There’s waste in every organization. Waste is defined as anything that adds cost to a production process that does not add value to your product. Ignoring waste in your organization puts your business is at a competitive disadvantage.
“As an external auditor, I have the opportunity to see across the entire enterprise when I work with clients,” says Pat Ross, principal with Haskell & White LLP. “That holistic, external view of the company’s departments has helped me identify the best practices for recognizing and eliminating waste in a company’s production process. Companies that engage in waste elimination on an ongoing basis reduce costs while increasing efficiencies. Ignore waste in your production process and a more astute competitor may just beat you in today’s global marketplace.”
Smart Business spoke with Ross about how CEOs can identify the sources of production process waste and develop an action plan to eliminate them.
What are the major categories of waste in a production processes?
While many of these waste categories apply to manufacturing processes, these elements exist to some degree in all processes, so even CEOs of service companies can benefit from reviewing the list. The list was categorized by Toyota after years of research.
1. Overproduction: The tendency to produce more than what’s needed or to produce it before it is required. Companies often over-produce when they follow the ‘just in case’ manufacturing principle instead of the ‘just in time’ manufacturing practice.
2. Waiting: This occurs whenever time is not being used efficiently. Waiting happens because the material flow may be poor, the production run too long or the distances between work centers too great. It is not unusual for a product or service to spend 99 percent of its time waiting to be finished, and time is money.
3. Transporting: Any delay in the process of delivering the product or service to the customer is a nonvalued cost. More importantly, every transport event is an opportunity for damage or loss to occur and quality to deteriorate.
4. Inappropriate processing: Think of the analogy, ‘using a sledge hammer to crack a nut.’ Are you using the right tools and processes for the job and the right people?
5. Unnecessary inventory: This is often referred to as work in progress (WIP), and it is a direct result of overproduction and waiting. Reducing WIP allows other production process problems to surface.
6. Unnecessary motion: This is related to ergonomics, and it means adding additional worker motion to the manufacturing process, such as repetitious bending, stretching or reaching. Adding motion not only slows down manufacturing, it can increase workers’ compensation claims.
7. Defects: These can be internal defects found before the sale that result in scrap, rework or delays, or they can be external defects after delivery, which result in warranty claims, repairs and lost customers. As a rule, the cost of a defect increases tenfold for each production or supply chain step.
How can CEOs determine if these waste categories exist in their companies?

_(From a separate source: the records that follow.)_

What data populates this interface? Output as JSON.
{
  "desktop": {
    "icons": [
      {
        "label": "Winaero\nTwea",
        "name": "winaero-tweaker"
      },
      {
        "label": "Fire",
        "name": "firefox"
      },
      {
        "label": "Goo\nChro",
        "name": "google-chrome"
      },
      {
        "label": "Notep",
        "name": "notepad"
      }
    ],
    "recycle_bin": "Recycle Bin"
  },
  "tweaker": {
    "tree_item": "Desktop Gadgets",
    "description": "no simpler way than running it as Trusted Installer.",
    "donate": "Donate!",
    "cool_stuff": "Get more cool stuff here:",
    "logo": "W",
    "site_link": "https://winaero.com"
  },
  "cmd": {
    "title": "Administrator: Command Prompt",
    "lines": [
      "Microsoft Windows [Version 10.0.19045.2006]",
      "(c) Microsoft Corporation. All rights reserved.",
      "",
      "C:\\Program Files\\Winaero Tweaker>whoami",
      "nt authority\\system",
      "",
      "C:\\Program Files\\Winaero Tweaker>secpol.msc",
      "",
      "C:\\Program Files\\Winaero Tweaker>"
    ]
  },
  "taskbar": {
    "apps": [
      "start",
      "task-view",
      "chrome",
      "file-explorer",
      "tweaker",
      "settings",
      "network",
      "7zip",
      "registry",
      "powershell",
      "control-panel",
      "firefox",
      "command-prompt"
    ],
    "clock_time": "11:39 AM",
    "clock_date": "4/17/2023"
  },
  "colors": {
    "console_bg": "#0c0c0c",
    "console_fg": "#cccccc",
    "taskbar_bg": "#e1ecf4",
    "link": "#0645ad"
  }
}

Brainstorming with your team is one of the best ways to uncover sources of waste in your processes. Certainly CEOs can hire outside experts, such as consultants, but I find that many times starting with the internal team is best because the people who work on the front line frequently know the sources of waste. They usually have solutions, as well. Consider offering a financial incentive or other recognition as a way to encourage employees to identify categories of manufacturing process waste.
What is the next step?
Estimate the cost to your company for each waste category you’ve identified, and estimate a time frame for reengineering the process that’s producing the waste. Prioritize which items you’ll tackle first, by selecting the top three items that will provide the greatest financial impact and where change can be achieved within six months. Then, develop an action plan to initiate improvement through elimination or reduction of your targeted waste sources.
What constitutes a good action plan for manufacturing process waste elimination?
There are best practices for drafting and executing an action plan designed to eliminate waste:
- Develop realistic and achievable action plans.
- Assign specific accountabilities and time-lines for each step in the change process and appoint a coordinator to work with those responsible for implementation of action plans.
- Conduct weekly meetings to review progress with formal presentations.
- Develop disciplinary outcomes for non-achievement of actions and benchmarks.
- Increase accountability by holding regular sessions where each team member reports on his or her individual contribution toward successful attainment of the action plan.
- Celebrate your results. Recognizing members of the team for eliminating waste will increase employee engagement and encourage them to identify other sources of waste within your organization.
PAT ROSS is a principal with Haskell & White LLP. Reach him at (949) 450-6362 or firstname.lastname@example.org.